Component data from apps and pages:
-- Opening Marker --
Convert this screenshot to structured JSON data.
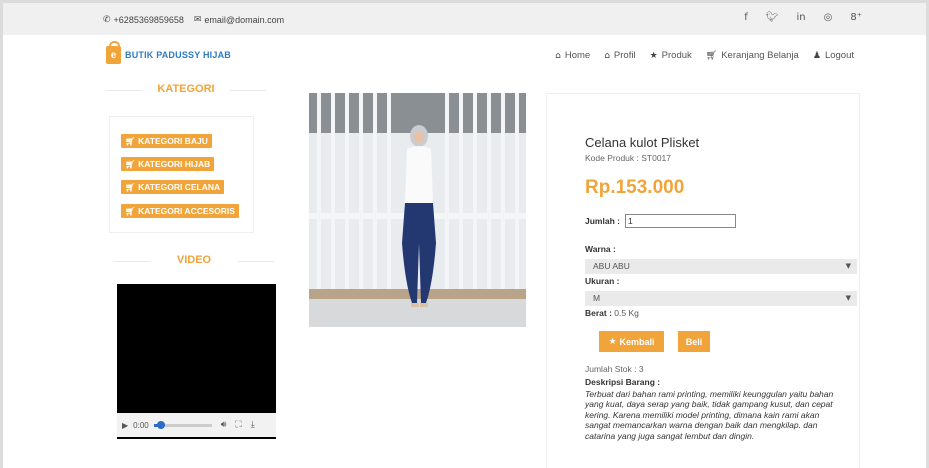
{
  "topbar": {
    "phone": "+6285369859658",
    "email": "email@domain.com",
    "social": [
      "f",
      "❧",
      "in",
      "◎",
      "8⁺"
    ]
  },
  "brand": {
    "name": "BUTIK PADUSSY HIJAB",
    "logo_letter": "e"
  },
  "nav": [
    {
      "icon": "home-icon",
      "label": "Home"
    },
    {
      "icon": "profile-icon",
      "label": "Profil"
    },
    {
      "icon": "star-icon",
      "label": "Produk"
    },
    {
      "icon": "cart-icon",
      "label": "Keranjang Belanja"
    },
    {
      "icon": "user-icon",
      "label": "Logout"
    }
  ],
  "sidebar": {
    "kategori_title": "KATEGORI",
    "categories": [
      "KATEGORI BAJU",
      "KATEGORI HIJAB",
      "KATEGORI CELANA",
      "KATEGORI ACCESORIS"
    ],
    "video_title": "VIDEO",
    "video_time": "0:00",
    "video_progress": 0.12
  },
  "product": {
    "name": "Celana kulot Plisket",
    "kode_label": "Kode Produk : ",
    "kode": "ST0017",
    "price": "Rp.153.000",
    "jumlah_label": "Jumlah :",
    "jumlah_value": "1",
    "warna_label": "Warna :",
    "warna_value": "ABU ABU",
    "ukuran_label": "Ukuran :",
    "ukuran_value": "M",
    "berat_label": "Berat :",
    "berat_value": " 0.5 Kg",
    "kembali_label": "Kembali",
    "beli_label": "Beli",
    "stok": "Jumlah Stok : 3",
    "deskripsi_label": "Deskripsi Barang :",
    "deskripsi": "Terbuat dari bahan rami printing, memiliki keunggulan yaitu bahan yang kuat, daya serap yang baik, tidak gampang kusut, dan cepat kering. Karena memiliki model printing, dimana kain rami akan sangat memancarkan warna dengan baik dan mengkilap. dan catarina yang juga sangat lembut dan dingin."
  },
  "colors": {
    "accent": "#f0a43a",
    "brand_blue": "#2d7bc2"
  }
}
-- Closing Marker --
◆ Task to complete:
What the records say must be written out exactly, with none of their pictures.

◆ Exercise response:
Convert this screenshot to structured JSON data.
{
  "topbar": {
    "phone": "+6285369859658",
    "email": "email@domain.com",
    "social": [
      "f",
      "❧",
      "in",
      "◎",
      "8⁺"
    ]
  },
  "brand": {
    "name": "BUTIK PADUSSY HIJAB",
    "logo_letter": "e"
  },
  "nav": [
    {
      "icon": "home-icon",
      "label": "Home"
    },
    {
      "icon": "profile-icon",
      "label": "Profil"
    },
    {
      "icon": "star-icon",
      "label": "Produk"
    },
    {
      "icon": "cart-icon",
      "label": "Keranjang Belanja"
    },
    {
      "icon": "user-icon",
      "label": "Logout"
    }
  ],
  "sidebar": {
    "kategori_title": "KATEGORI",
    "categories": [
      "KATEGORI BAJU",
      "KATEGORI HIJAB",
      "KATEGORI CELANA",
      "KATEGORI ACCESORIS"
    ],
    "video_title": "VIDEO",
    "video_time": "0:00",
    "video_progress": 0.12
  },
  "product": {
    "name": "Celana kulot Plisket",
    "kode_label": "Kode Produk : ",
    "kode": "ST0017",
    "price": "Rp.153.000",
    "jumlah_label": "Jumlah :",
    "jumlah_value": "1",
    "warna_label": "Warna :",
    "warna_value": "ABU ABU",
    "ukuran_label": "Ukuran :",
    "ukuran_value": "M",
    "berat_label": "Berat :",
    "berat_value": " 0.5 Kg",
    "kembali_label": "Kembali",
    "beli_label": "Beli",
    "stok": "Jumlah Stok : 3",
    "deskripsi_label": "Deskripsi Barang :",
    "deskripsi": "Terbuat dari bahan rami printing, memiliki keunggulan yaitu bahan yang kuat, daya serap yang baik, tidak gampang kusut, dan cepat kering. Karena memiliki model printing, dimana kain rami akan sangat memancarkan warna dengan baik dan mengkilap. dan catarina yang juga sangat lembut dan dingin."
  },
  "colors": {
    "accent": "#f0a43a",
    "brand_blue": "#2d7bc2"
  }
}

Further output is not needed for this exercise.